◆ Exercise aim ◆
As soon as the line containing "Extract the structured" appears, start repeating lines exactly and continue to the end of the entries; please skip pictures.

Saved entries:
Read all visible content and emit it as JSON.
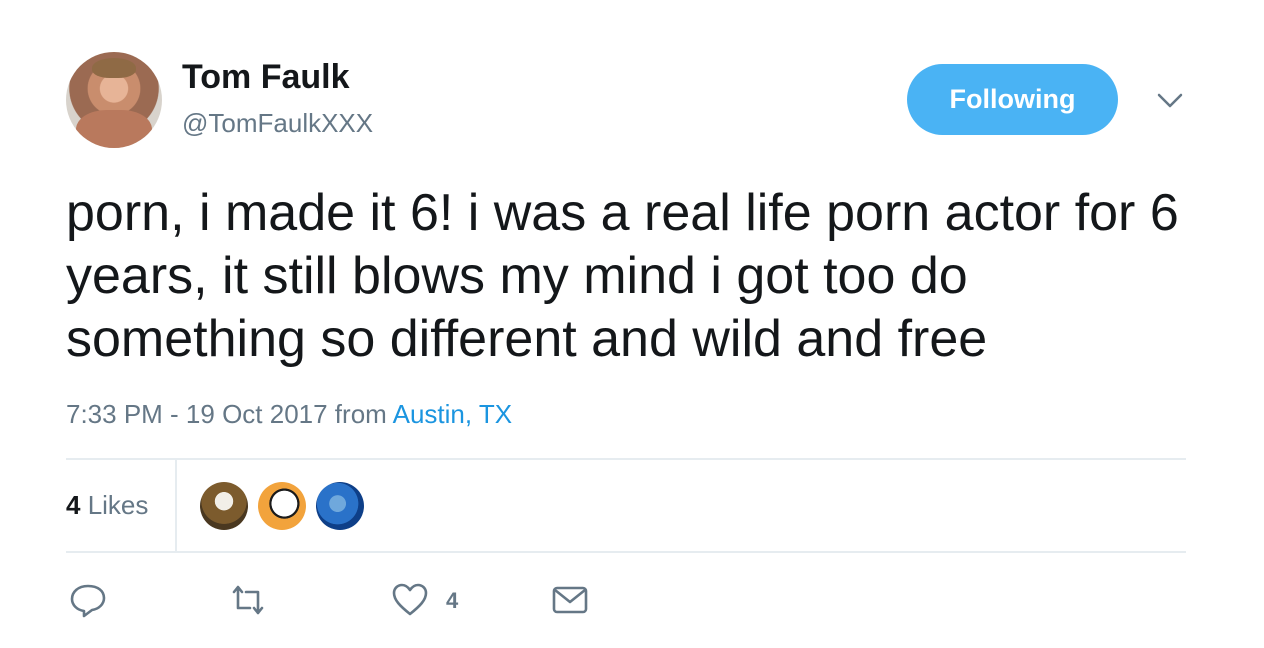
{
  "author": {
    "name": "Tom Faulk",
    "handle": "@TomFaulkXXX"
  },
  "follow_button": {
    "label": "Following",
    "color": "#4ab3f4"
  },
  "tweet": {
    "text": "porn, i made it 6! i was a real life porn actor for 6 years, it still blows my mind i got too do something so different and wild and free"
  },
  "meta": {
    "timestamp": "7:33 PM - 19 Oct 2017 from ",
    "location": "Austin, TX"
  },
  "stats": {
    "likes_count": "4",
    "likes_label": " Likes"
  },
  "actions": {
    "reply_icon": "reply-icon",
    "retweet_icon": "retweet-icon",
    "like_icon": "heart-icon",
    "like_count": "4",
    "dm_icon": "envelope-icon"
  },
  "colors": {
    "link": "#1b95e0",
    "secondary_text": "#657786",
    "divider": "#e6ecf0"
  }
}
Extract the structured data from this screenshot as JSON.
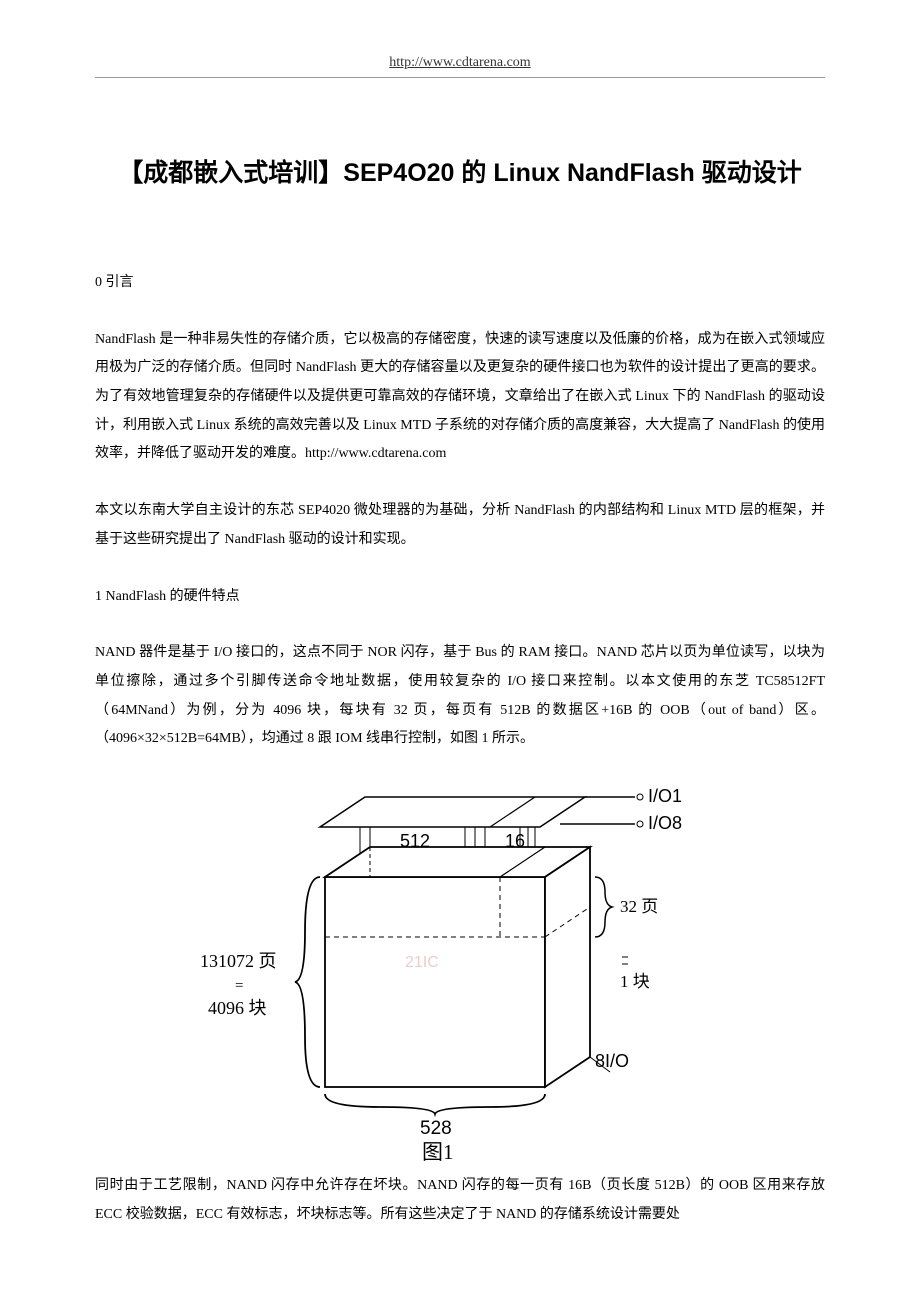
{
  "header": {
    "url": "http://www.cdtarena.com"
  },
  "title": "【成都嵌入式培训】SEP4O20 的 Linux NandFlash 驱动设计",
  "sections": {
    "s0_head": "0  引言",
    "p0": "NandFlash 是一种非易失性的存储介质，它以极高的存储密度，快速的读写速度以及低廉的价格，成为在嵌入式领域应用极为广泛的存储介质。但同时 NandFlash 更大的存储容量以及更复杂的硬件接口也为软件的设计提出了更高的要求。为了有效地管理复杂的存储硬件以及提供更可靠高效的存储环境，文章给出了在嵌入式 Linux 下的 NandFlash 的驱动设计，利用嵌入式 Linux 系统的高效完善以及 Linux MTD 子系统的对存储介质的高度兼容，大大提高了 NandFlash 的使用效率，并降低了驱动开发的难度。http://www.cdtarena.com",
    "p1": "本文以东南大学自主设计的东芯 SEP4020 微处理器的为基础，分析 NandFlash 的内部结构和 Linux MTD 层的框架，并基于这些研究提出了 NandFlash 驱动的设计和实现。",
    "s1_head": "1 NandFlash 的硬件特点",
    "p2": "NAND 器件是基于 I/O 接口的，这点不同于 NOR 闪存，基于 Bus 的 RAM 接口。NAND 芯片以页为单位读写，以块为单位擦除，通过多个引脚传送命令地址数据，使用较复杂的 I/O 接口来控制。以本文使用的东芝 TC58512FT（64MNand）为例，分为 4096 块，每块有 32 页，每页有 512B 的数据区+16B 的 OOB（out of band）区。（4096×32×512B=64MB），均通过 8 跟 IOM 线串行控制，如图 1 所示。",
    "p3": "同时由于工艺限制，NAND 闪存中允许存在坏块。NAND 闪存的每一页有 16B（页长度 512B）的 OOB 区用来存放 ECC 校验数据，ECC 有效标志，坏块标志等。所有这些决定了于 NAND 的存储系统设计需要处"
  },
  "figure": {
    "io1": "I/O1",
    "io8": "I/O8",
    "w512": "512",
    "w16": "16",
    "pages32": "32 页",
    "block1": "1 块",
    "totalpages": "131072 页",
    "eq": "=",
    "totalblocks": "4096 块",
    "io8bottom": "8I/O",
    "width528": "528",
    "caption": "图1",
    "watermark": "21IC"
  }
}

◆ Your solution ◆
Extract the structured data from this screenshot as JSON.
{
  "header": {
    "url": "http://www.cdtarena.com"
  },
  "title": "【成都嵌入式培训】SEP4O20 的 Linux NandFlash 驱动设计",
  "sections": {
    "s0_head": "0  引言",
    "p0": "NandFlash 是一种非易失性的存储介质，它以极高的存储密度，快速的读写速度以及低廉的价格，成为在嵌入式领域应用极为广泛的存储介质。但同时 NandFlash 更大的存储容量以及更复杂的硬件接口也为软件的设计提出了更高的要求。为了有效地管理复杂的存储硬件以及提供更可靠高效的存储环境，文章给出了在嵌入式 Linux 下的 NandFlash 的驱动设计，利用嵌入式 Linux 系统的高效完善以及 Linux MTD 子系统的对存储介质的高度兼容，大大提高了 NandFlash 的使用效率，并降低了驱动开发的难度。http://www.cdtarena.com",
    "p1": "本文以东南大学自主设计的东芯 SEP4020 微处理器的为基础，分析 NandFlash 的内部结构和 Linux MTD 层的框架，并基于这些研究提出了 NandFlash 驱动的设计和实现。",
    "s1_head": "1 NandFlash 的硬件特点",
    "p2": "NAND 器件是基于 I/O 接口的，这点不同于 NOR 闪存，基于 Bus 的 RAM 接口。NAND 芯片以页为单位读写，以块为单位擦除，通过多个引脚传送命令地址数据，使用较复杂的 I/O 接口来控制。以本文使用的东芝 TC58512FT（64MNand）为例，分为 4096 块，每块有 32 页，每页有 512B 的数据区+16B 的 OOB（out of band）区。（4096×32×512B=64MB），均通过 8 跟 IOM 线串行控制，如图 1 所示。",
    "p3": "同时由于工艺限制，NAND 闪存中允许存在坏块。NAND 闪存的每一页有 16B（页长度 512B）的 OOB 区用来存放 ECC 校验数据，ECC 有效标志，坏块标志等。所有这些决定了于 NAND 的存储系统设计需要处"
  },
  "figure": {
    "io1": "I/O1",
    "io8": "I/O8",
    "w512": "512",
    "w16": "16",
    "pages32": "32 页",
    "block1": "1 块",
    "totalpages": "131072 页",
    "eq": "=",
    "totalblocks": "4096 块",
    "io8bottom": "8I/O",
    "width528": "528",
    "caption": "图1",
    "watermark": "21IC"
  }
}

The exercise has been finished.